Readings/Bibliography

Functional citology and histology - Edi Ermes MI 2005

Oral embriology and histology - Miör Fejerskov Edi Ermes MI

Oral cavity biology - Ferguson Casa Editrice Ambrosiana

In addition:

  1. Human Histology: With STUDENT CONSULT Online Access, 3e - Stevens & Lowe's Human Histology, 4th Edition
  2. Human Histology: In Its Relations To Descriptive Anatomy, Physiology And Pathology - E. R. Peaslee
  3. Textbook of Human Histology: With Colour Atlas & Practical Guide - Inderbir Singh
  4. Krause's Essential Human Histology for Medical Students - Krause J. William
  5. Compendium Of Human Histology - Charles Morel
  6. The ABCs of Human Histology: A pocket guide illustrated - Javier Muñoz Moreno
  7. Histology: A Text and Atlas: With Correlated Cell and Molecular Biology - Michael H., Ph.D. Ross and M.D. Pawlina Wojciech

The students will be strongly encouraged to take an independent approach to learning. They will be advaiced to adopt any international textbook in English available on-line. They will also be guided toward a critical use of internet-assisted documentation and histological archives of italian universities.

Teaching methods

Frontal lessons. The acquisition of the knowledge may be monitored with oral and written tests

Assessment methods

The students will be evalutated by oral exams on the basis of at least three questions on the subject of the course. The subject of two questions will be randomly chosen by the professors. One question will be chosen by the student.

At the end of the examination, the professor will score the performance of the student using a number ranging from 18 to 30 according to the interpretation indicated below.

Interpretation of the score:

  • <18 failure, not scored. The student fails to satisfactory address all of the questions.
  • 18 Poor. The student inadequately addresses most of the questions with serious inherent weaknesses.
  • 21 Fair. The student broadly addresses most of the questions, but there are significant weaknesses.
  • 24 Good. The student addresses the questions well, but a number of shortcomings are present.
  • 27 Very good. The student addresses the criterion very well, but a small number of shortcomings are present.
  • 30 Excellent. The student successfully addresses all relevant aspects of the questions. Any shortcomings are minor.
  • 30 cum laude. The student successfully addresses all relevant aspects of the questions with no shortcomings.

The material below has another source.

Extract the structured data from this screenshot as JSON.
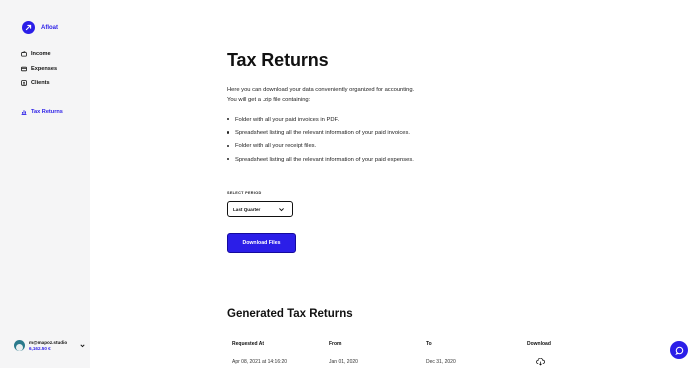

Teaching tools

Selected meritorious slides presentations on specific subjects prepared by students of previous academic years are posted on line

Office hours

See the website of Anna Rita Franco Migliaccio

See the website of Furio Pezzetti